“Armstrong Williams, the conservative talk-show host who instigated a firestorm last week by asking the senator from Mississippi whether homosexuality is a sin, is being sued for sexual harassment by a former employee who happens to be male. Last year, Stephen Gregory — the former YMCA personal trainer whom Williams promoted to executive producer of his show — alleged in his suit that the boss grabbed his buttocks and penis, tried to kiss him, and climbed into his hotel-room bed asking for “affection” while they were traveling together.
So why exactly would Uncle Ben hire a homosexual predator to run his campaign?
With each outrageous pronouncement followed by an even more confusing explanation, questions are being asked whether newly-minted GOP presidential front runner Ben Carson is sincerely running for president or using the primary process to market himself and his books — thereby putting money in his pocket.
In a GOP campaign season where wild and unsupported pronouncements by political outsiders have resulted in jumps in the polls over more measured comments by career politicians, Carson’s almost daily headline-grabbing comments seemed timed to assist his recently completed book tour to promote his latest offering, “A More Perfect Union.”
To explain the quixotic decision to stay out of the early primary states and cash-in on his celebrity by selling books instead, one need only look to Carson’s business manager and unofficial campaign manager, political commentator Armstrong Williams.
That should tell you a bit about Uncle Ben’s Medicine show…
This just in…
Uncle Ben –
“You are absolutely right — I have no political experience. The current Members of Congress have a combined 8,700 years of political experience. Are we sure political experience is what we need. Every signer of the Declaration of Independence had no elected office experience. What they had was a deep belief that freedom is a gift from God. They had a determination to rise up against a tyrannical King.”
The House of Burgesses evolved from the first European-style legislative assembly in the Americas, the General Assembly that was formed in 1619. And in 1769, seven years before penning the Declaration, Jefferson was elected to the House of Burgesses. As an online biography of the signers said: “It was there that his involvement in revolutionary politics began.

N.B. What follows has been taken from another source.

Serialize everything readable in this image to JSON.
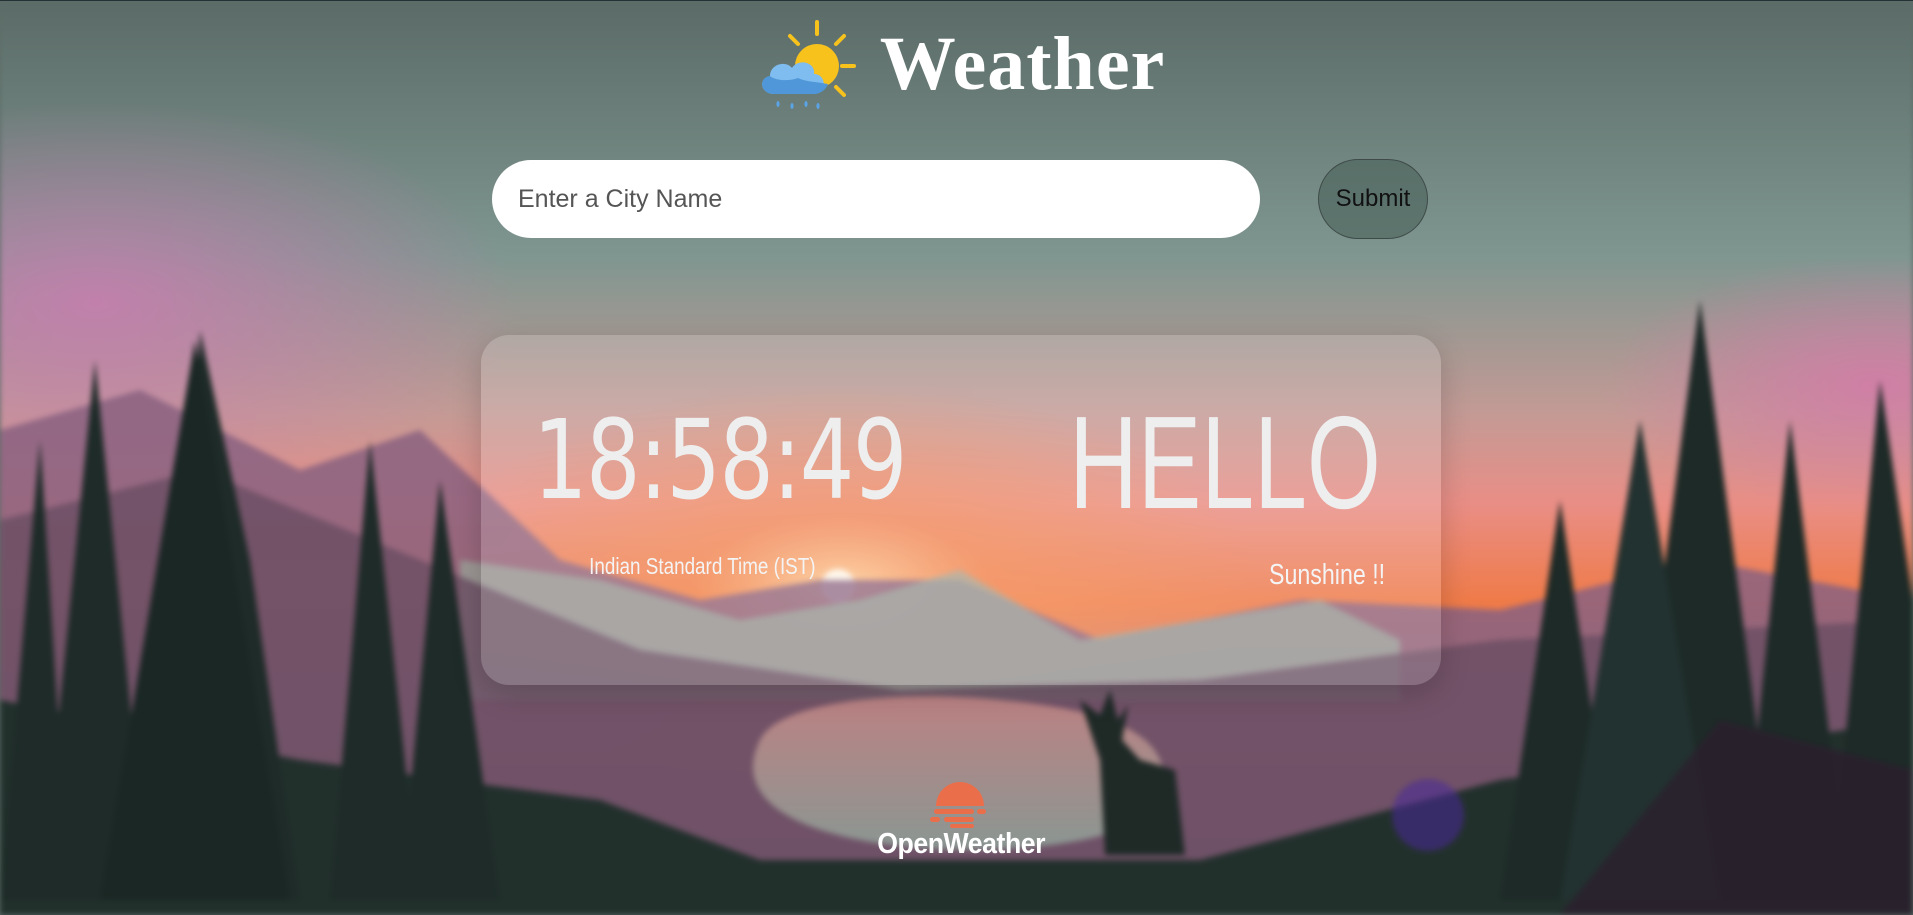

He was never a very vocal member, but his writing, his quiet work in committee, and his ability to distill large volumes of information to essence, made him an invaluable member in any deliberative body.”
Now let’s look at the other members of the drafting committee: John Adams (Mass.) was elected to the Massachusetts Assembly in 1770, Benjamin Franklin (Pa.) had been elected to the Pennsylvania Assembly in 1751 and served as speaker in 1764, and Roger Sherman (Conn.) had been elected to the Connecticut General Assembly in 1755. Only Robert R. Livingston (N.Y.) had minimal political experience.
Of the other 51 signers of the Declaration, we count at least 27 as having at least some elected office experience, primarily in Colonial assemblies.